In my opinion the publishing plan of a title needs to look further than “short life theory” thanks to the globalization our times and the internet offer. The target market of one title is not just in English (for example) the target market can exist in different languages within the border line of one country. Just look at all the different nationalities in the US that include audiences for Fiction Thrillers, Mysteries, Children or Nonfictions such as Self-Help, Health, Religion…etc. Don’t believe me? Let me explain where I am coming from:

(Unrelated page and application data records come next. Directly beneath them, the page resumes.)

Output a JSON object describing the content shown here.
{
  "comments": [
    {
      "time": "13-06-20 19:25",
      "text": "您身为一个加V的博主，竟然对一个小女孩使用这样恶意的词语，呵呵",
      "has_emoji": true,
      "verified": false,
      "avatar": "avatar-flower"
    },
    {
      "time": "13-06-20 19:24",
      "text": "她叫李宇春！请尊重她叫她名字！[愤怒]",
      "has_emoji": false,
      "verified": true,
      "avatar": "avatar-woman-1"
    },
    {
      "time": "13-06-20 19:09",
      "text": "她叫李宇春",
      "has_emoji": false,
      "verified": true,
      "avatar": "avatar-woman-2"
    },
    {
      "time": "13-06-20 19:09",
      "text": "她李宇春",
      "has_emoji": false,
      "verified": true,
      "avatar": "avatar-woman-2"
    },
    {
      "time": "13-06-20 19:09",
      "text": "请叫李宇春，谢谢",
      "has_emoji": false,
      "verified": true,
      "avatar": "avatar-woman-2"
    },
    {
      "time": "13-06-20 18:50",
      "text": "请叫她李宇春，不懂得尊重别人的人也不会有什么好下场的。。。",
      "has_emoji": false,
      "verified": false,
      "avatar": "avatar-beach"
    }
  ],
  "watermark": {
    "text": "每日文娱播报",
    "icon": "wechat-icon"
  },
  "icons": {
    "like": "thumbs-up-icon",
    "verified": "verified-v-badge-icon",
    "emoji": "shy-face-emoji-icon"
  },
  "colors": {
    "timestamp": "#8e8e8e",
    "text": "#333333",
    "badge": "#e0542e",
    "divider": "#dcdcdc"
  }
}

I was born and raised tri-lingual. Came to the US in 1989 100% fluent in English – Spanish and Italian. However at that time if you would ask me what I was reading, the answer would be an American title translated in Spanish or Italian. After over 20 years, my first choice is English, however, when it comes to Fantasy or SciFi I still prefer Spanish or Italian because I can understand better than English scientific terms, or old English. So yes, I would purchase them in Italian or Spanish rather than English. Actually, even now, I will many times skip Sci-Fi and Fantasy (genres that I love) unless I find the translation, because it just takes me too long and too much effort to read it in English.
What makes my experience even more interesting is that while growing up in Venezuela, I knew so many people there that, although fluent in Spanish, would prefer to read English as American Immigrants, German as German Immigrants, Portuguese, Italian…etc. We were all a part of different target markets which many times did not purchase the book we wanted because it was not available in our preferred language. This is going on still now on at even greater scale because the movement of people throughout the globe has not only increased, but thanks to the Internet, globalization is happening with most people not leaving their countries!
Think about it, just with my book Innocent War which has to do with Italian History. If I translate it in Italian (coming out before the year is over) and sell it as an eBook, Italians all over the world that are not fluent in English but are in Italian or Spanish, will most likely check it out even though they never read the English copy (including my mother). So even though my title was published the first time in 2009, and as a revised edition on 2011, it is clear to me that it is still far from R.I.P. I am so convinced about it that this week I am meeting with our next addition in Reader Views to open the Foreign Language Department not only to offer affordable book translations to our authors, but to offer reviews for foreign language books as well. Furthermore, our catalog for libraries will also have a foreign books section as well.
For once, I think that the concept of globalization can have positive consequences as we all can share our messages beyond the language barriers in hopes to enrich someone’s heart who would not have read it otherwise.
Stay tuned with us, as I share some tips on what to take into consideration before deciding to translate your book next time, and keep you updated on our Language Department!